People in my league are struggling. They have marital problems and money problems. They have kids giving them trouble, medical issues, house repairs to tackle but no money with which to tackle them. People in my league are fed up or worn down, mad as hell or bluer than blue. Life is really weird and hard right now, it seems, for almost everyone I'm close with. But what sets them apart is that the people in my league talk to me about their challenges, share them, face them, make dark jokes about them, accept my support when I offer it, try to also focus on the things in their lives that are going well. To make it into my league you've got to be willing to be honest about your struggles but also make an effort to make things better. The people in my league put skin in the game. You get to feel how you're feeling, you get to share those feelings with me, we get to rail against whatever set of circumstances got you there, but after that, it's time to fill a spiral bound notebook with your 25 year plan for how to get where you want to be. No wallowing, but otherwise you know I'll never judge, because that's what a league is all about.

One of the few things I remember from my teenage obsession with the French existentialists is that Sartre said, "Hell is other people." I do sometimes feel this way, when stuck in traffic behind someone going ten miles under the speed limit, or in a long line at a store, but mostly I think a better description would be, "hell is the wrong people." If you have the right people in your league, life is infinitely easier and more fun. You'll still have to expect to face difficulties and hardships, but you'll have someone to root you on. Remember that who's in your league is up to you. Cull that list early and often, for maximum results, and don't forget to brag about the ones who always make the cut. Case in point: after I texted her a litany of hardships I was facing the other day, my sister texted me this photo: 

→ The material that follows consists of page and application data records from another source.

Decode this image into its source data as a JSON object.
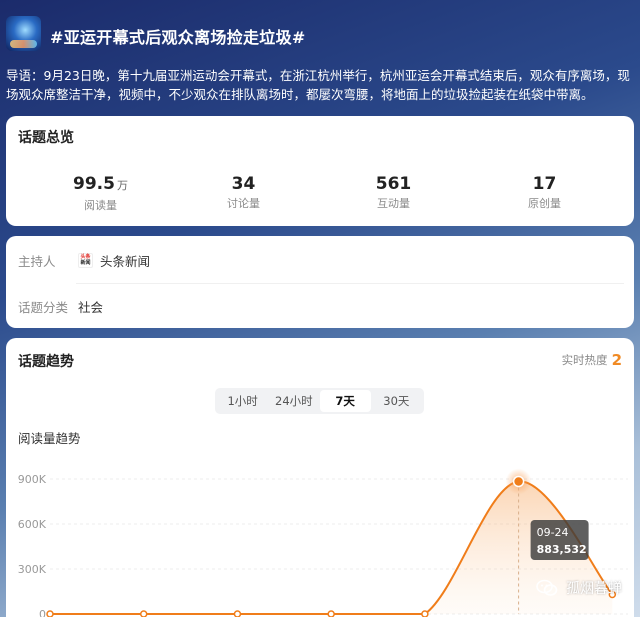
{
  "topic": {
    "title": "#亚运开幕式后观众离场捡走垃圾#",
    "guide": "导语：9月23日晚，第十九届亚洲运动会开幕式，在浙江杭州举行，杭州亚运会开幕式结束后，观众有序离场，现场观众席整洁干净，视频中，不少观众在排队离场时，都屡次弯腰，将地面上的垃圾捡起装在纸袋中带离。"
  },
  "overview": {
    "title": "话题总览",
    "stats": [
      {
        "value": "99.5",
        "unit": "万",
        "label": "阅读量"
      },
      {
        "value": "34",
        "unit": "",
        "label": "讨论量"
      },
      {
        "value": "561",
        "unit": "",
        "label": "互动量"
      },
      {
        "value": "17",
        "unit": "",
        "label": "原创量"
      }
    ]
  },
  "info": {
    "host_label": "主持人",
    "host_logo_text": [
      "头条",
      "新闻"
    ],
    "host_value": "头条新闻",
    "category_label": "话题分类",
    "category_value": "社会"
  },
  "trend": {
    "title": "话题趋势",
    "hot_label": "实时热度",
    "hot_value": "2",
    "tabs": [
      {
        "label": "1小时",
        "active": false
      },
      {
        "label": "24小时",
        "active": false
      },
      {
        "label": "7天",
        "active": true
      },
      {
        "label": "30天",
        "active": false
      }
    ],
    "chart_title": "阅读量趋势",
    "accent_color": "#f07d1a"
  },
  "chart_data": {
    "type": "area",
    "title": "阅读量趋势",
    "yticks": [
      "900K",
      "600K",
      "300K",
      "0"
    ],
    "ylim": [
      0,
      900000
    ],
    "points": [
      {
        "value": 0
      },
      {
        "value": 0
      },
      {
        "value": 0
      },
      {
        "value": 0
      },
      {
        "value": 0
      },
      {
        "value": 883532,
        "label": "09-24"
      },
      {
        "value": 130000
      }
    ],
    "tooltip": {
      "date": "09-24",
      "value": "883,532"
    }
  },
  "watermark": {
    "text": "孤烟暮蝉",
    "icon": "wechat-icon"
  }
}
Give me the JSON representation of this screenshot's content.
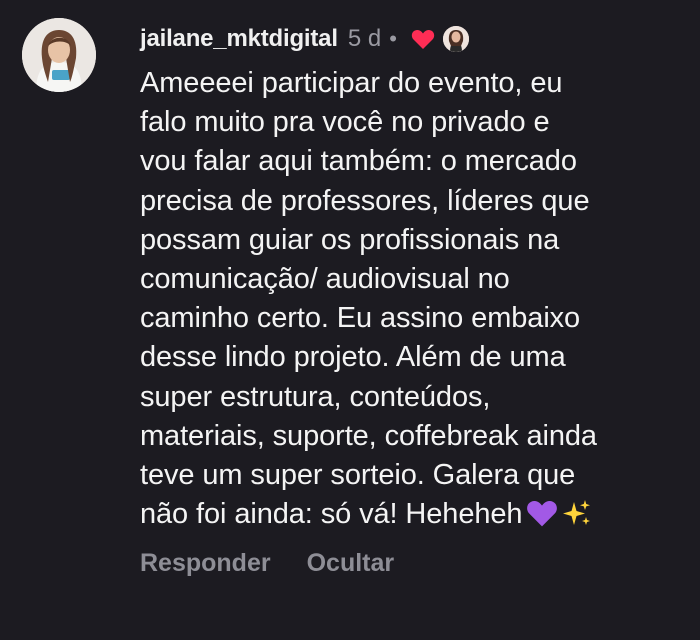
{
  "comment": {
    "username": "jailane_mktdigital",
    "time": "5 d",
    "separator": "•",
    "lines": [
      "Ameeeei participar do evento, eu",
      "falo muito pra você no privado e",
      "vou falar aqui também: o mercado",
      "precisa de professores, líderes que",
      "possam guiar os profissionais na",
      "comunicação/ audiovisual no",
      "caminho certo. Eu assino embaixo",
      "desse lindo projeto. Além de uma",
      "super estrutura, conteúdos,",
      "materiais, suporte, coffebreak ainda",
      "teve um super sorteio. Galera que",
      "não foi ainda: só vá! Heheheh"
    ],
    "trailing_emojis": [
      "purple-heart",
      "sparkles"
    ]
  },
  "actions": {
    "reply_label": "Responder",
    "hide_label": "Ocultar"
  },
  "colors": {
    "background": "#1c1b21",
    "text": "#f4f4f4",
    "muted": "#8e8e96",
    "like_heart": "#ff2d55",
    "purple_heart": "#a259e6",
    "sparkles": "#ffd43b"
  }
}
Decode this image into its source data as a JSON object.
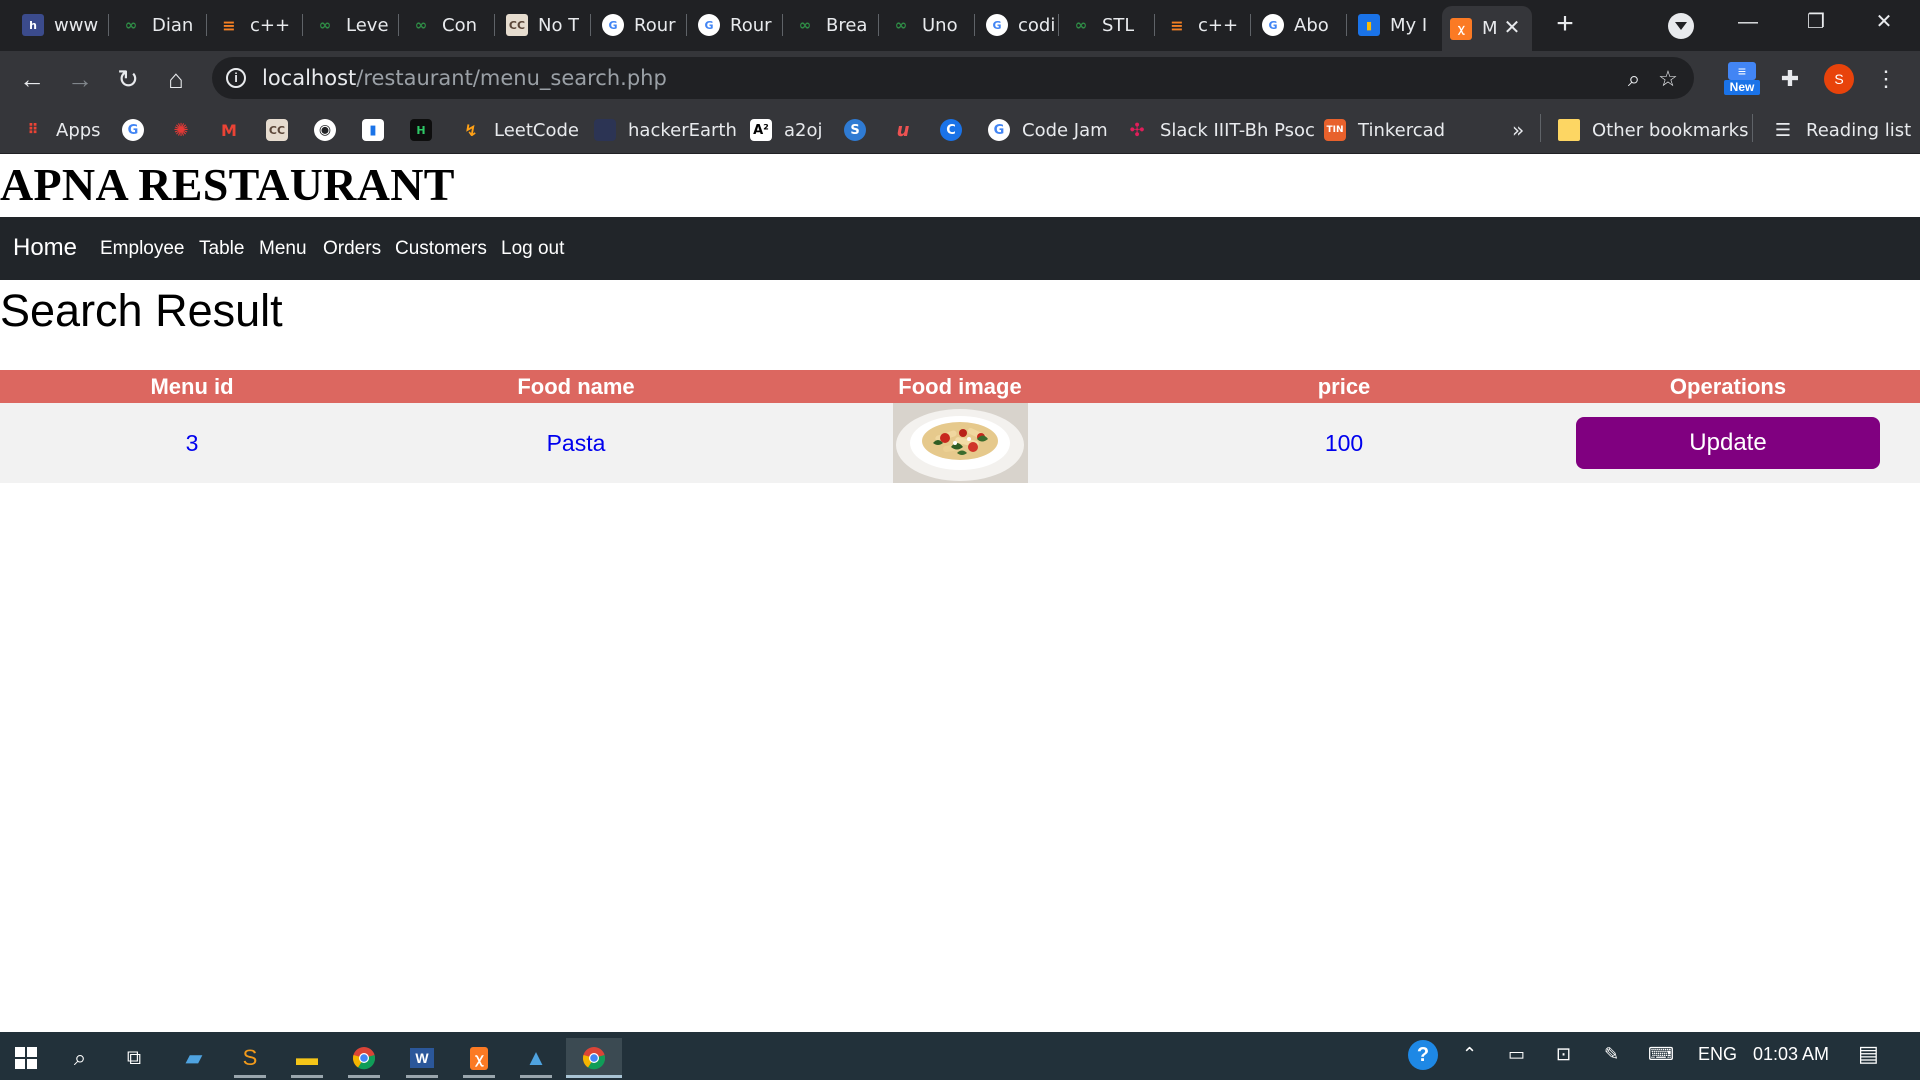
{
  "browser": {
    "tabs": [
      {
        "label": "www",
        "icon": "h-icon"
      },
      {
        "label": "Dian",
        "icon": "gfg-icon"
      },
      {
        "label": "c++",
        "icon": "stackoverflow-icon"
      },
      {
        "label": "Leve",
        "icon": "gfg-icon"
      },
      {
        "label": "Con",
        "icon": "gfg-icon"
      },
      {
        "label": "No T",
        "icon": "codechef-icon"
      },
      {
        "label": "Rour",
        "icon": "google-icon"
      },
      {
        "label": "Rour",
        "icon": "google-icon"
      },
      {
        "label": "Brea",
        "icon": "gfg-icon"
      },
      {
        "label": "Uno",
        "icon": "gfg-icon"
      },
      {
        "label": "codi",
        "icon": "google-icon"
      },
      {
        "label": "STL",
        "icon": "gfg-icon"
      },
      {
        "label": "c++",
        "icon": "stackoverflow-icon"
      },
      {
        "label": "Abo",
        "icon": "google-icon"
      },
      {
        "label": "My I",
        "icon": "chart-icon"
      },
      {
        "label": "M",
        "icon": "xampp-icon",
        "active": true
      }
    ],
    "url_host": "localhost",
    "url_path": "/restaurant/menu_search.php",
    "extension_badge": "New",
    "profile_initial": "S",
    "bookmarks": [
      {
        "label": "Apps",
        "icon": "apps-grid-icon"
      },
      {
        "label": "",
        "icon": "google-icon"
      },
      {
        "label": "",
        "icon": "codechef-bug-icon"
      },
      {
        "label": "",
        "icon": "gmail-icon"
      },
      {
        "label": "",
        "icon": "codechef-icon"
      },
      {
        "label": "",
        "icon": "github-icon"
      },
      {
        "label": "",
        "icon": "chart-icon"
      },
      {
        "label": "",
        "icon": "hackerrank-icon"
      },
      {
        "label": "LeetCode",
        "icon": "leetcode-icon"
      },
      {
        "label": "hackerEarth",
        "icon": "hackerearth-icon"
      },
      {
        "label": "a2oj",
        "icon": "a2oj-icon"
      },
      {
        "label": "",
        "icon": "s-icon"
      },
      {
        "label": "",
        "icon": "udemy-icon"
      },
      {
        "label": "",
        "icon": "codeforces-icon"
      },
      {
        "label": "Code Jam",
        "icon": "google-icon"
      },
      {
        "label": "Slack IIIT-Bh Psoc",
        "icon": "slack-icon"
      },
      {
        "label": "Tinkercad",
        "icon": "tinkercad-icon"
      }
    ],
    "more_bookmarks": "»",
    "other_bookmarks": "Other bookmarks",
    "reading_list": "Reading list"
  },
  "page": {
    "brand": "APNA RESTAURANT",
    "nav": {
      "home": "Home",
      "links": [
        "Employee",
        "Table",
        "Menu",
        "Orders",
        "Customers",
        "Log out"
      ]
    },
    "title": "Search Result",
    "table": {
      "headers": [
        "Menu id",
        "Food name",
        "Food image",
        "price",
        "Operations"
      ],
      "rows": [
        {
          "menu_id": "3",
          "food_name": "Pasta",
          "price": "100",
          "operation": "Update"
        }
      ]
    }
  },
  "colors": {
    "navbar_bg": "#212529",
    "table_header_bg": "#dc6760",
    "row_bg": "#f2f2f2",
    "link_text": "#0000ee",
    "update_button": "#800080"
  },
  "taskbar": {
    "language": "ENG",
    "time": "01:03 AM"
  }
}
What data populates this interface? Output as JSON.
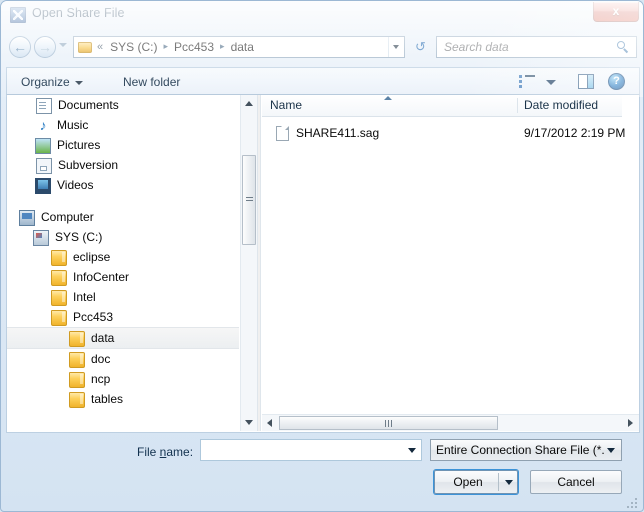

She had heard me out and knew that I wasn't whining; the problems I was complaining about are larger-than-average, unsolvable-by-me problems. She knew better than to tell me to cheer up, or to be impatient with how sad and angry the bullshit was making me. Like all the members of my league, she was comfortable being in the discomfort with me. She didn't need to change the subject or pretend she was too busy to text right then. She knew the right way to approach it was this photo, which is why she is a Honorary Lifetime Member of my League. And although she hasn't seen the closet photo yet, I bet when she reads this she will crack the F up, because that's really the only right response to someone who had the chance to be in my league, and screwed it up.